Windows Phone 8
As I finish editing this post ZDNet were hosting an online debate “Did Microsoft throw users under the bus?” Acceptable hyperbole perhaps but I’m not so sure if it’s right.
Windows Phone 8 is not just about the OS and not just about hardware. It’s not even just about the phone itself; it’s about developing a comprehensive ecosystem that we are almost seeing come to fruition:
Windows 8 image from my VM. Windows Phone Metro UI images thanks to Microsoft.com
- METRO UI – the gorgeous look and feel of Windows Phone and Windows 8 is probably the (dare I say it) sexiest thing to ever come out of Redmond.
- METRO is unique in it’s approach and is definitely Windows reimagined.
- METRO makes the UX on Windows 8 and the Windows Phone feel like an almost seamless extension of each other: this has always been the biggest failure of Windows Mobile.
- METRO implicitly defines the standard for App designers in a simple and elegant manner yet still allows for creative interpretation and design.
The Arguments For:
- Windows Phone 8 is going to be marketed as an attractive business phone.
- This is going to provide businesses with the ability to offer employees an appealing yet safe option for a work Smartphone.
- Businesses will be able to finally say to employees, “This is your work phone. Nothing else connects to our network.”
- All the issues associated with the bloat ware and bugs produced by connecting iPhone to PC: done.
- The Art of Seduction – Microsoft is not trying to seduce the existing Windows Phone 7 users to upgrade; these are a loyal but small group of customers:
- Some of the Windows Phone 7 users will resent their investing in a Smartphone that has no future, some will remain loyal and upgrade again.
- Microsoft is trying to seduce tired Blackberry (RIM) users and of course Android or iPhone users who may be open to alternatives.
The Arguments Against:
- Loyalty is a big deal. Users showed strong loyalty to Redmond investing in Windows Phone 7.
- Windows 7.8 upgrade is the bone Microsoft is throwing these loyal users. I could have added this to arguments for but as Devil’s Advocate let me say I think this is a small bone at best.
- Guinea pigs: didn’t Windows Vista prove to Redmond that making your customer base feel this way is bad for business?
Image thanks to Microsoft.com
- Apps: how long is it going to be before we start seeing a new facet to fragmentation of the Windows Marketplace with Apps developed for Windows Phone 8 only?
- Will the announcement leave a bunch of gun shy OEMs left with existing handsets that just dropped in value?
The Warptest Perspective:

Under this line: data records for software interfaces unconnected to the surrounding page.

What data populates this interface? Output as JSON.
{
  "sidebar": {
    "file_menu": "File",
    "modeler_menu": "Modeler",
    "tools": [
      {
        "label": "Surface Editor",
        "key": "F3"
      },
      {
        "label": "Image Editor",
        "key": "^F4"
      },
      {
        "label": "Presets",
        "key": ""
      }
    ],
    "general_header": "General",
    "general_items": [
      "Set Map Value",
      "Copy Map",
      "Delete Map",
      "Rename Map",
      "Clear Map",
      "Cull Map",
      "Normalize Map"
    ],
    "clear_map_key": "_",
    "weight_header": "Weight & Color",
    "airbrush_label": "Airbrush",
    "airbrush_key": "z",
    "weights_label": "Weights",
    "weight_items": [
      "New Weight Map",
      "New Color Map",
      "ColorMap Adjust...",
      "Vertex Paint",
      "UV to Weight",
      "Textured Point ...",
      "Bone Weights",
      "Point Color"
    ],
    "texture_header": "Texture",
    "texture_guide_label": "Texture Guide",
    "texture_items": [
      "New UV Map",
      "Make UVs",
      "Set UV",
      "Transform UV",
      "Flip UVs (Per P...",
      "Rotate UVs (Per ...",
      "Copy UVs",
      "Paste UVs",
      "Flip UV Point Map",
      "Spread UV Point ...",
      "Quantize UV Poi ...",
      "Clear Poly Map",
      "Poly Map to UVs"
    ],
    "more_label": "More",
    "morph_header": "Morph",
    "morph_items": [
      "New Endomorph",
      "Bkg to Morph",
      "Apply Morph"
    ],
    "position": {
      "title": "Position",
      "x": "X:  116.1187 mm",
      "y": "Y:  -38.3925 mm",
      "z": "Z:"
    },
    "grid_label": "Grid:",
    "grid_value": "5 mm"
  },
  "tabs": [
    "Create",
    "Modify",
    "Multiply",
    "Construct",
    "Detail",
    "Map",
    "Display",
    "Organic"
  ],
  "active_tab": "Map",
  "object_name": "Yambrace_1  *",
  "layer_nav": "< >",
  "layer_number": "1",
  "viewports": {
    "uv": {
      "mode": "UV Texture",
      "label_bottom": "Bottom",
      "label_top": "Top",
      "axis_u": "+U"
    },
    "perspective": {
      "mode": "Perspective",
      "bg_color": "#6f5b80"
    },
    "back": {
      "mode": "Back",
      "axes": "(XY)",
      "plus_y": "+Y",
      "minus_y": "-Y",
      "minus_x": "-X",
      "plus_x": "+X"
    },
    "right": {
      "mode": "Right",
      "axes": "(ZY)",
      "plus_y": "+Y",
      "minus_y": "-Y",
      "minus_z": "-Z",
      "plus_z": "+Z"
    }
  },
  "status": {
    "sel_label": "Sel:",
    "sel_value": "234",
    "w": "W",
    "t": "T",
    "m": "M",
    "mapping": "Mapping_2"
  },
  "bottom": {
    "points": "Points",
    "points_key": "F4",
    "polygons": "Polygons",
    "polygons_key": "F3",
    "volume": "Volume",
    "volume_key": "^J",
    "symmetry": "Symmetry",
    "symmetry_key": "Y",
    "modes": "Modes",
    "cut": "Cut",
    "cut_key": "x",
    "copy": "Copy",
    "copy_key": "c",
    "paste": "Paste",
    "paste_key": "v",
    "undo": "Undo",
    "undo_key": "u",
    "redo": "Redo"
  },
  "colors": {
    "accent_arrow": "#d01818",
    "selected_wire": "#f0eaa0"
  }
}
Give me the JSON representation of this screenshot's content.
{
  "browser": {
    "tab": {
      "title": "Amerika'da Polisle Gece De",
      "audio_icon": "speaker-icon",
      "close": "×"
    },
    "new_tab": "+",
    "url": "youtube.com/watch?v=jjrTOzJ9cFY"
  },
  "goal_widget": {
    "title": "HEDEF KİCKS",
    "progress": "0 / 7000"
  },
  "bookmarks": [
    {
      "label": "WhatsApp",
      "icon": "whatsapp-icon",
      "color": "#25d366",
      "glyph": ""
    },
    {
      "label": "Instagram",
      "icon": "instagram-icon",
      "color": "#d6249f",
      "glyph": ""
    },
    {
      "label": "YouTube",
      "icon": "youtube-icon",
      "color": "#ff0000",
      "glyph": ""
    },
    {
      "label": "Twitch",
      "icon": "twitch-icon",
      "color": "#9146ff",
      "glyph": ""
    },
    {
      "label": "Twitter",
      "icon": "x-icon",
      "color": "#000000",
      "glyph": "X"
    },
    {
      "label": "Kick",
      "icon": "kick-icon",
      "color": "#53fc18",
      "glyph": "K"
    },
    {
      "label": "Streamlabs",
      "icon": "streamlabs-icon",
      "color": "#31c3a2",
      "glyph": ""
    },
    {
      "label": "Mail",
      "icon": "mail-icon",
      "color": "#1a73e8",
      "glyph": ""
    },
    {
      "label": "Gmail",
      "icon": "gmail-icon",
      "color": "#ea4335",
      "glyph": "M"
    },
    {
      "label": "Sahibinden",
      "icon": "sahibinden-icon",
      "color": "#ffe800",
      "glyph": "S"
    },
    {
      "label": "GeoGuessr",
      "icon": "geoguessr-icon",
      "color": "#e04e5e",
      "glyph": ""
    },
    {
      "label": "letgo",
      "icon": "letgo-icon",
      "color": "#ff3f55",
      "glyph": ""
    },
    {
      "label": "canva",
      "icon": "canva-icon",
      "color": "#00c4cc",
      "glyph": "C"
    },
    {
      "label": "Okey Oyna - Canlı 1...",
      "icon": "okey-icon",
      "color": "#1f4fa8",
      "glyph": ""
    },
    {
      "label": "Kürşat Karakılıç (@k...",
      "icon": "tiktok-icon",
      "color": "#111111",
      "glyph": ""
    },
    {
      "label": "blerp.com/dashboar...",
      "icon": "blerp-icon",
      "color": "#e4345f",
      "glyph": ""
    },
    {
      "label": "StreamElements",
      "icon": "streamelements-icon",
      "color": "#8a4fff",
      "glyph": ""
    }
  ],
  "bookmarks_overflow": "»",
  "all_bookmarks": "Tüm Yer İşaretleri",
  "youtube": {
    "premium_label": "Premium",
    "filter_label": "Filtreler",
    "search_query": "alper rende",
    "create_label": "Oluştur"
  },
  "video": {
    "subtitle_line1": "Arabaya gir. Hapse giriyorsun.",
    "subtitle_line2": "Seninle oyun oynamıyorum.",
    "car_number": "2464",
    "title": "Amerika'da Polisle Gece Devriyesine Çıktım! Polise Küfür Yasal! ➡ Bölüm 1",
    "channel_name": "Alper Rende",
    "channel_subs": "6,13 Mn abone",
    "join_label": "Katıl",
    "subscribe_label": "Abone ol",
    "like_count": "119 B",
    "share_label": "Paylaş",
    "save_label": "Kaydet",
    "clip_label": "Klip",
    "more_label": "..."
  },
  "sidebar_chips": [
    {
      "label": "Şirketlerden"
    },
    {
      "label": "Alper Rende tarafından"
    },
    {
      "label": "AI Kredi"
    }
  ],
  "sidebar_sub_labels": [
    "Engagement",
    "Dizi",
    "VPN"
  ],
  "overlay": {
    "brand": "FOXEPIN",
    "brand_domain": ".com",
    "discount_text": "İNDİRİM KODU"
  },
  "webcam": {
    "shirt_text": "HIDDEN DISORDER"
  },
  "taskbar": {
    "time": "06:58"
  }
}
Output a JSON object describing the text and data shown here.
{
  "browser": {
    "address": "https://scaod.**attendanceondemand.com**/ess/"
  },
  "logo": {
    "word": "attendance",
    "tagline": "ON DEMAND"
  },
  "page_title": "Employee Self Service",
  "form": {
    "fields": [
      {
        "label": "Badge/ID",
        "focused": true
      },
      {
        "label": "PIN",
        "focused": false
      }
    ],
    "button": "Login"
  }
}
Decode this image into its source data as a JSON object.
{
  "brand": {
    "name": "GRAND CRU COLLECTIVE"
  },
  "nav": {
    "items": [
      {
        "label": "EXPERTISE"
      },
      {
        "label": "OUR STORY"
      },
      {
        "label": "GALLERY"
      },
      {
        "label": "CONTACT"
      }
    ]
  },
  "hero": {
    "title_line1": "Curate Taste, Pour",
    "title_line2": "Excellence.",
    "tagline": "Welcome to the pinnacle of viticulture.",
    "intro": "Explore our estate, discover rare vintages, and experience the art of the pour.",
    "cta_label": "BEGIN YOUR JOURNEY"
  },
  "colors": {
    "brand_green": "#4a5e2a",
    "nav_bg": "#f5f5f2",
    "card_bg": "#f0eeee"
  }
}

Let’s imagine that if my phone rang now and Steve Ballmer was on the other end asking my advice about this what would I tell him?
Image thanks to Microsoft.com
- Ensure that Apps for Windows Phone 7 flourish and the incentives are there for existing and new Apps to support your existing customers.
- Reciprocate the loyalty your customers showed and offer a trade-in to every Windows Phone 7 owner (either at discount or free, you decide Steve).
- Do this as the launch of Windows Phone 8 and by that I mean make sure the trade-in happens before anyone else can get these phones.
- The value of this kind of reward for loyalty is immense in terms of good PR.
- These are your new product evangelists and you simply can’t buy this kind of passion.
What I have mentioned above sounds radical and maybe unrealistic but I have used this kind of model twice on a much smaller scale (but also with a smaller budget) and received amazing results from it.
In the meanwhile let’s get a solid release date on Windows Phone 8.
So, what’s your opinion?